What exactly is good about Good Friday?Published 2:04am Friday, April 6, 2012
In the seasons of the Christian churches’ observances, two events gather the attention of members of most places of worship. And in our nation, even those persons who may not be related to a church or chapel or meeting place, there is a strong pull to the events, the rituals and the activities of Christmas and Easter.
The prelude to Easter is the day termed Good Friday. Why Good? Among responses: a misnomer, a paradox, an oxymoron, a mocking label of alienated outsiders, or a profound insight of a believing community?
In part, we may say is that the painful, cruel, act of rejection, and the death of Jesus Christ was the prelude to what many Christians regard as the triumph over death. The victory is in the story preserved in the New Testament; the belief that in liturgical language, “the grave could not hold him.”
There is a straight line narrative of, in summary, the progression toward Good Friday: The Mount of Olives, the Garden of Gethsemane, the last meal of Jesus with his disciples (later celebrated as the Lord’s Supper or the Eucharist), Palm Sunday, doubt, rejection, choice, condemnation, trial, the agony on the cross, death, a body taken to a tomb (or cave?) of a friend, the passage of hours of wrestling in the throes of disbelief, confusion and dislocation, then … the great reversal!
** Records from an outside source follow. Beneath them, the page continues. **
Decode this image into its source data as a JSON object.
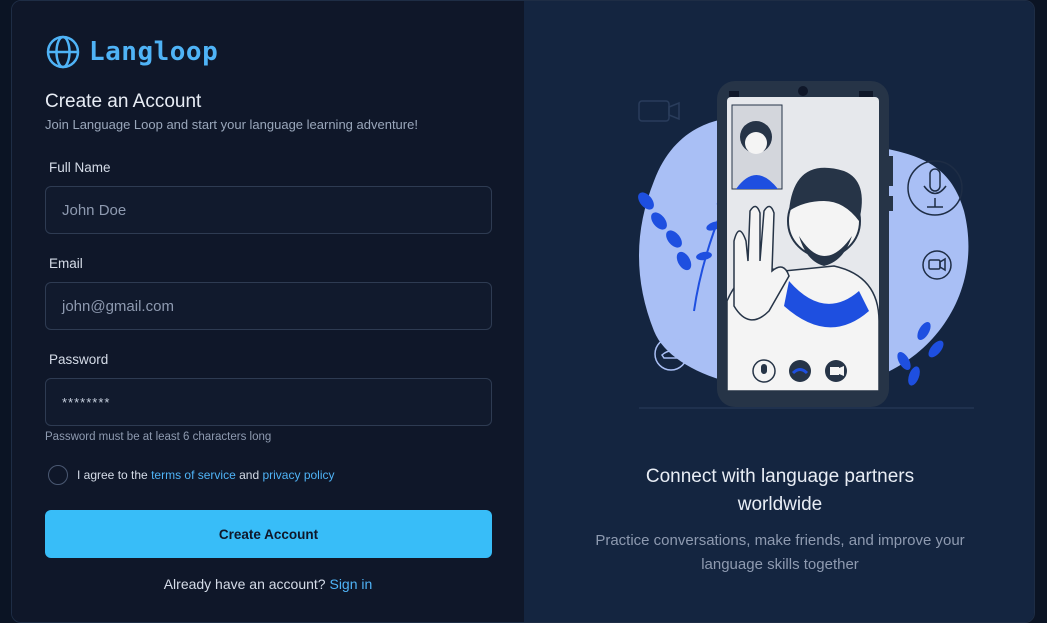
{
  "brand": {
    "name": "Langloop",
    "icon": "globe-icon",
    "color": "#4fb3f6"
  },
  "form": {
    "title": "Create an Account",
    "subtitle": "Join Language Loop and start your language learning adventure!",
    "full_name": {
      "label": "Full Name",
      "placeholder": "John Doe"
    },
    "email": {
      "label": "Email",
      "placeholder": "john@gmail.com"
    },
    "password": {
      "label": "Password",
      "value": "********",
      "hint": "Password must be at least 6 characters long"
    },
    "agree": {
      "prefix": "I agree to the",
      "terms": "terms of service",
      "and": "and",
      "privacy": "privacy policy"
    },
    "submit": "Create Account",
    "signin_prompt": "Already have an account?",
    "signin_link": "Sign in"
  },
  "promo": {
    "title": "Connect with language partners worldwide",
    "subtitle": "Practice conversations, make friends, and improve your language skills together"
  },
  "colors": {
    "accent": "#38bdf8",
    "panel_left": "#0f1729",
    "panel_right": "#142540",
    "illustration_blue": "#1e4fe0",
    "blob": "#a9bff5"
  }
}
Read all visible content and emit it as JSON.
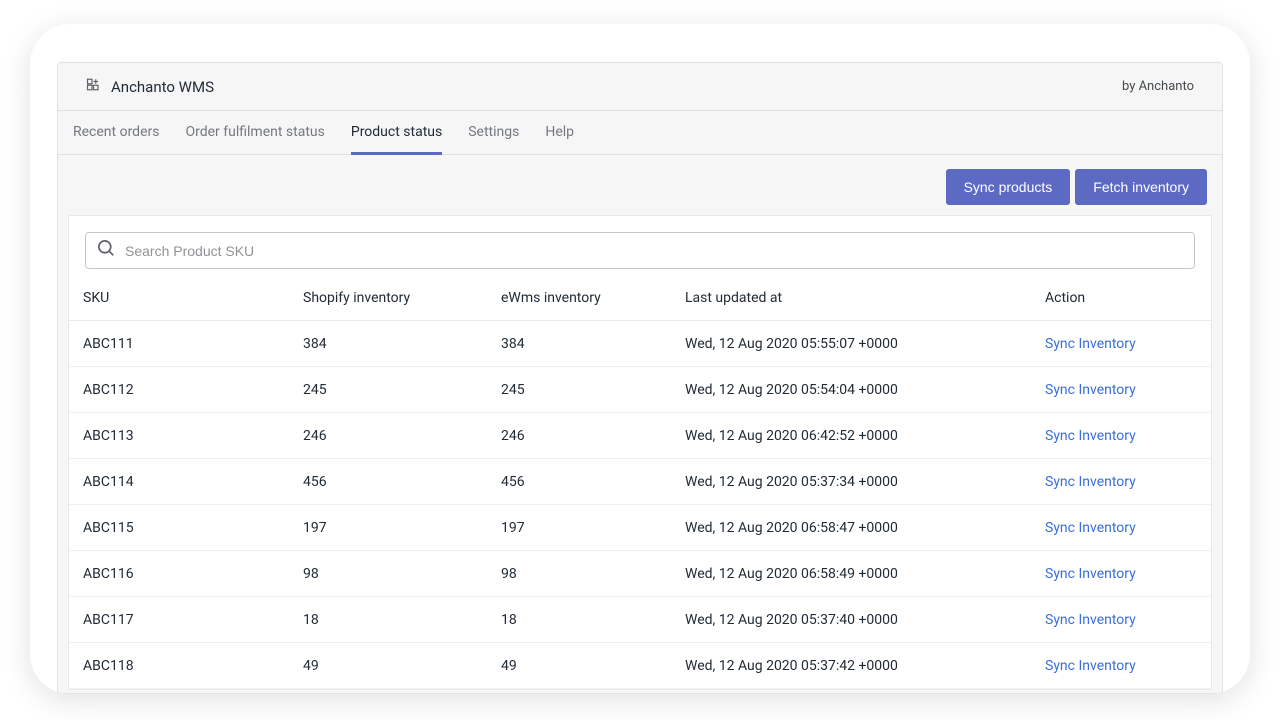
{
  "header": {
    "title": "Anchanto WMS",
    "byline": "by Anchanto"
  },
  "tabs": {
    "items": [
      {
        "label": "Recent orders",
        "active": false
      },
      {
        "label": "Order fulfilment status",
        "active": false
      },
      {
        "label": "Product status",
        "active": true
      },
      {
        "label": "Settings",
        "active": false
      },
      {
        "label": "Help",
        "active": false
      }
    ]
  },
  "toolbar": {
    "sync_products_label": "Sync products",
    "fetch_inventory_label": "Fetch inventory"
  },
  "search": {
    "placeholder": "Search Product SKU"
  },
  "table": {
    "columns": {
      "sku": "SKU",
      "shopify": "Shopify inventory",
      "ewms": "eWms inventory",
      "updated": "Last updated at",
      "action": "Action"
    },
    "action_label": "Sync Inventory",
    "rows": [
      {
        "sku": "ABC111",
        "shopify": "384",
        "ewms": "384",
        "updated": "Wed, 12 Aug 2020 05:55:07 +0000"
      },
      {
        "sku": "ABC112",
        "shopify": "245",
        "ewms": "245",
        "updated": "Wed, 12 Aug 2020 05:54:04 +0000"
      },
      {
        "sku": "ABC113",
        "shopify": "246",
        "ewms": "246",
        "updated": "Wed, 12 Aug 2020 06:42:52 +0000"
      },
      {
        "sku": "ABC114",
        "shopify": "456",
        "ewms": "456",
        "updated": "Wed, 12 Aug 2020 05:37:34 +0000"
      },
      {
        "sku": "ABC115",
        "shopify": "197",
        "ewms": "197",
        "updated": "Wed, 12 Aug 2020 06:58:47 +0000"
      },
      {
        "sku": "ABC116",
        "shopify": "98",
        "ewms": "98",
        "updated": "Wed, 12 Aug 2020 06:58:49 +0000"
      },
      {
        "sku": "ABC117",
        "shopify": "18",
        "ewms": "18",
        "updated": "Wed, 12 Aug 2020 05:37:40 +0000"
      },
      {
        "sku": "ABC118",
        "shopify": "49",
        "ewms": "49",
        "updated": "Wed, 12 Aug 2020 05:37:42 +0000"
      }
    ]
  }
}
These are the major references to the proclamation central to most Christians, regardless of denomination, cultural differences, geographical location, language, or creed. Easter is viewed, in the various faith communities as the culmination of a peerless life lived on this Earth for possibly 35 years.
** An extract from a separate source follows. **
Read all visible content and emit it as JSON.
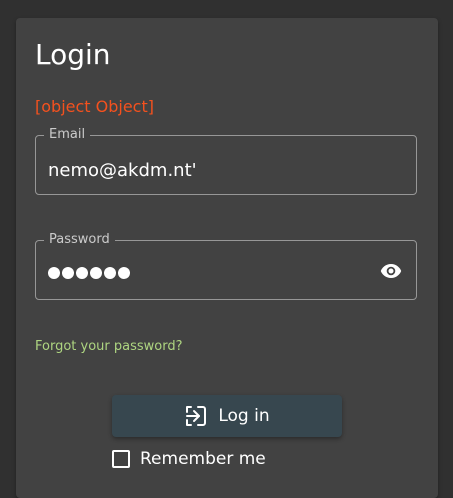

But, to the question: Why is a particular Friday to be regarded — say in comparison with all the other Fridays — as particularly good? In some way, an onlooker may view the crucifixion of a model citizen, a compassionate person, as ugly and disdainful.
Past practives leading to ‘Jesus died for me!’
We cannot avoid the fact that the early followers of Jesus, often called disciples, expanded the teachings of Jesus, the practices of the faith communities within the understanding of the Old Testament (the Scriptures of the Jewish congregations). Part of those teachings were linked to Jesus as the Lamb of God. Some teachers may view references of this kind as metaphors that reveal saving truth (John 1:29).
The sacrifice of lambs was part of ancient Jewish practice as an offering to God (Exodus 29:38-42). This ritual was a part of the practice of the festival called Passover. A serious student of Jewish and Christian history, could well spend months in discovering the details of the meaning of Passover. This was viewed by followers of Jesus, as a “lamb” sacrificed to God as a basis of forgiveness of sin and the establishment of peace among one’s community (Luke 22:1-13, Hebrews 10:16-23).
We may assume that Jesus, a Jew, reared in the traditions of the Old Testament, was familiar with the teachings and patterns of religious life in his day.
It is to be noted that the use of lamb, often applied to Jesus, sometimes as a figure of speech, appears 28 times in the New Testament. Examples: Romans 8:36, Revelation 13:11, John 1:29, I Peter 1:19, I Corinthians 5:7.
The good that is projected onto the Friday of which I write, is linked to the idea that the death of Jesus, the cross, (a sacrifice), is the basis of a person receiving God’s acceptance. Out of this application comes phrases like: “Jesus died for me on the cross for the forgiveness of my sins.” This view is commonly to be noted in the hymns of most Christian churches which are replete with language that interprets the death of Jesus (a lamb), as the basis of Salvation.
This understanding and language has settled deep within the minds and souls of a seeming majority of persons within the Christian tradition. However, the stark, some would say brutal, offensive interpretation — a human sacrifice to bridge the gap between Earth and heaven, to gain forgiveness, is to be embraced in a symbolic manner. That manner would not, contemporary scholars and myself, too, lessen the importance and fact, that through the death of Jesus, human beings see a forgiving love of God acknowledged in the face of Jesus.
Humane ministry:?The price he paid
A valid response that one may experience, is to know that Jesus lived a life opposing what I call “domination systems.” His vocation, as he understood it, was to open a vista of grace, followed by an obedience to attain to the will of God.
Agreement is found upon one’s study of the larger narrative of Holy Week, that Jesus was executed by established authority. The hymn with words: “Were you there when they crucified my Lord,” is a question, or challenge to every heart — the life of service, self-giving, compassion, love of neighbor, and a sense of justice that addresses the structures of society, may lead through rough waters.
For Jesus, the “rough waters” was the conclusion of three years of this divine man doing the will of God as he embraced it. His earthly end was a death, but whatever interpretation one places on that cross, the affirmation may be: it was noble; it turns a day into a Good Friday. It is why some of us live out of the Scriptures like John 3:16 — “For God so loved the world that He gave …” What is given is the splendid promise of eternal life.
— Marvin Repinski is a minister in the United Methodist Church, now retired. He is an Adjunct Professor at Riverland Community College and a volunteer for several community agencies.